EXCERPTED RECORDS:
-------
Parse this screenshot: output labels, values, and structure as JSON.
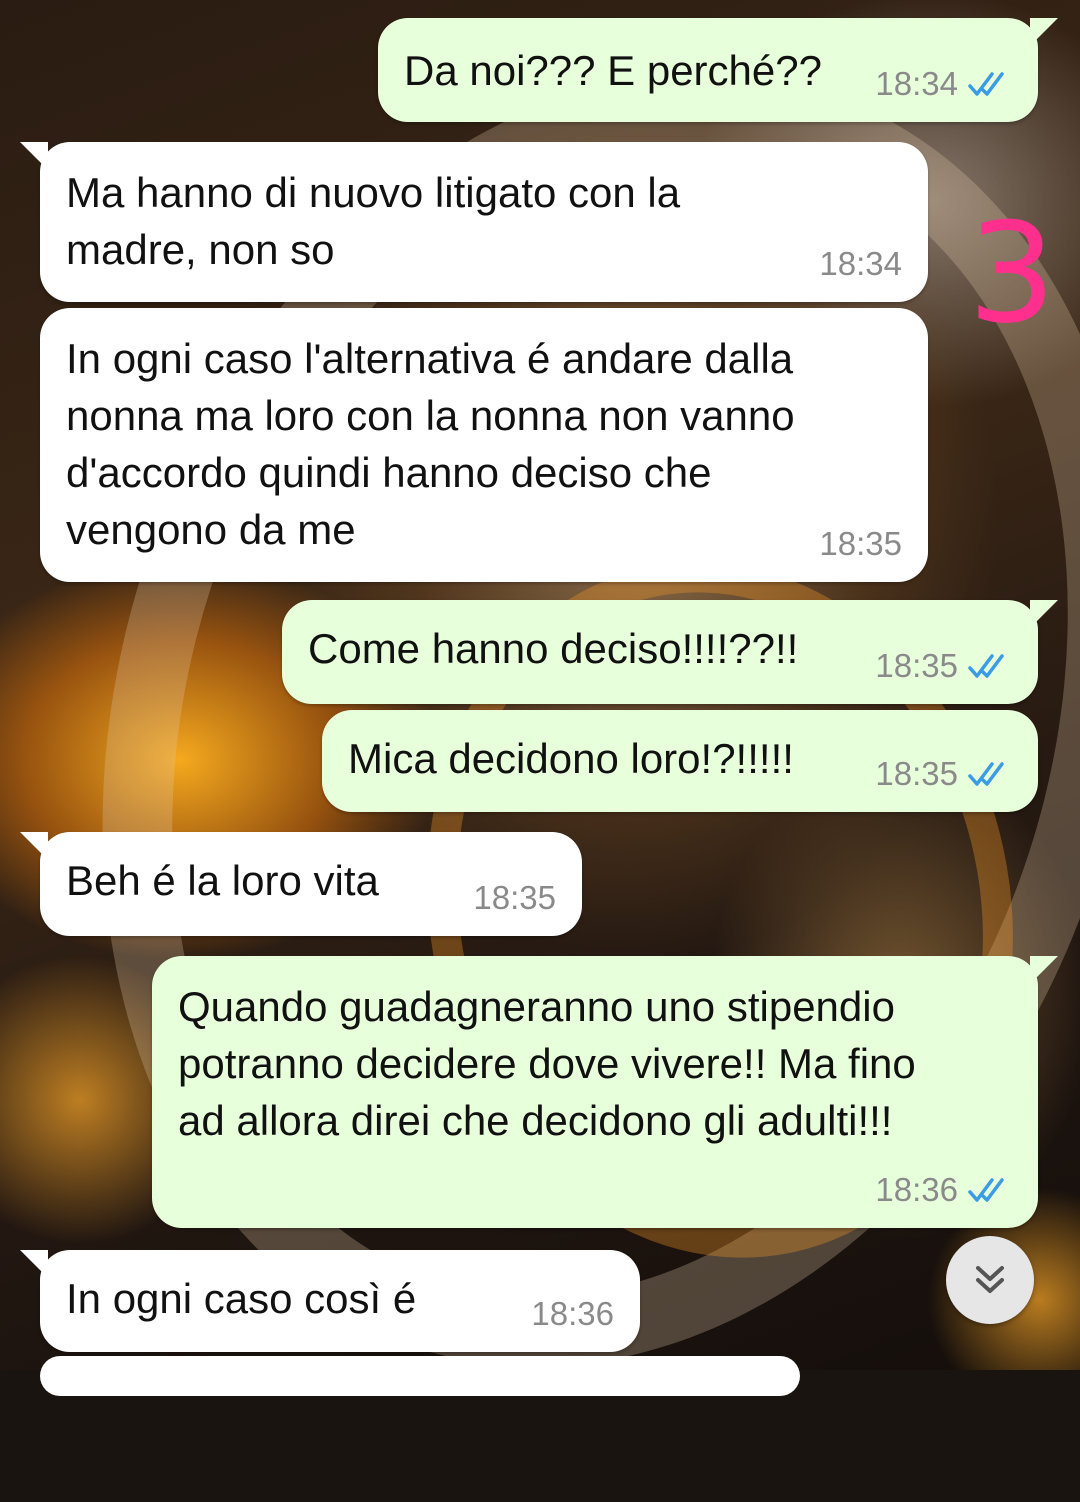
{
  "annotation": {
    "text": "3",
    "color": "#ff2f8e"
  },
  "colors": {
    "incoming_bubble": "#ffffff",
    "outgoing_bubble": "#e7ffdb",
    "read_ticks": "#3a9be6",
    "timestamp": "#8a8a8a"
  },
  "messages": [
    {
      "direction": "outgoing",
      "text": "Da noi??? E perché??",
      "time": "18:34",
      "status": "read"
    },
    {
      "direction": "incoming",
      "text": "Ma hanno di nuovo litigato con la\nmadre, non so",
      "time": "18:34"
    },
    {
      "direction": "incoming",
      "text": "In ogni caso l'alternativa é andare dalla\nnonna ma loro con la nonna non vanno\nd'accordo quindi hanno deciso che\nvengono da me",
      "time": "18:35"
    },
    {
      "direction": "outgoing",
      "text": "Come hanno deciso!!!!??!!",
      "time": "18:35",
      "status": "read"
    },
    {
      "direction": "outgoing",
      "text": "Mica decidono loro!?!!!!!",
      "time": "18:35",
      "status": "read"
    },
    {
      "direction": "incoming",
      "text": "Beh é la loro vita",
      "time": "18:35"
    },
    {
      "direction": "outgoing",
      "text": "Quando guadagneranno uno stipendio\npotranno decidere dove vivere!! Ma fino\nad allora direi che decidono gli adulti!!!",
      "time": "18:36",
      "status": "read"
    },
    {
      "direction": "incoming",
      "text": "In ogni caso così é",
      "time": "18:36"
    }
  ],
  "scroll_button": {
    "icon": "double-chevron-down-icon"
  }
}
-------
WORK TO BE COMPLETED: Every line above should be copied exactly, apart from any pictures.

RESULT FOR THIS EXERCISE:
Parse this screenshot: output labels, values, and structure as JSON.
{
  "annotation": {
    "text": "3",
    "color": "#ff2f8e"
  },
  "colors": {
    "incoming_bubble": "#ffffff",
    "outgoing_bubble": "#e7ffdb",
    "read_ticks": "#3a9be6",
    "timestamp": "#8a8a8a"
  },
  "messages": [
    {
      "direction": "outgoing",
      "text": "Da noi??? E perché??",
      "time": "18:34",
      "status": "read"
    },
    {
      "direction": "incoming",
      "text": "Ma hanno di nuovo litigato con la\nmadre, non so",
      "time": "18:34"
    },
    {
      "direction": "incoming",
      "text": "In ogni caso l'alternativa é andare dalla\nnonna ma loro con la nonna non vanno\nd'accordo quindi hanno deciso che\nvengono da me",
      "time": "18:35"
    },
    {
      "direction": "outgoing",
      "text": "Come hanno deciso!!!!??!!",
      "time": "18:35",
      "status": "read"
    },
    {
      "direction": "outgoing",
      "text": "Mica decidono loro!?!!!!!",
      "time": "18:35",
      "status": "read"
    },
    {
      "direction": "incoming",
      "text": "Beh é la loro vita",
      "time": "18:35"
    },
    {
      "direction": "outgoing",
      "text": "Quando guadagneranno uno stipendio\npotranno decidere dove vivere!! Ma fino\nad allora direi che decidono gli adulti!!!",
      "time": "18:36",
      "status": "read"
    },
    {
      "direction": "incoming",
      "text": "In ogni caso così é",
      "time": "18:36"
    }
  ],
  "scroll_button": {
    "icon": "double-chevron-down-icon"
  }
}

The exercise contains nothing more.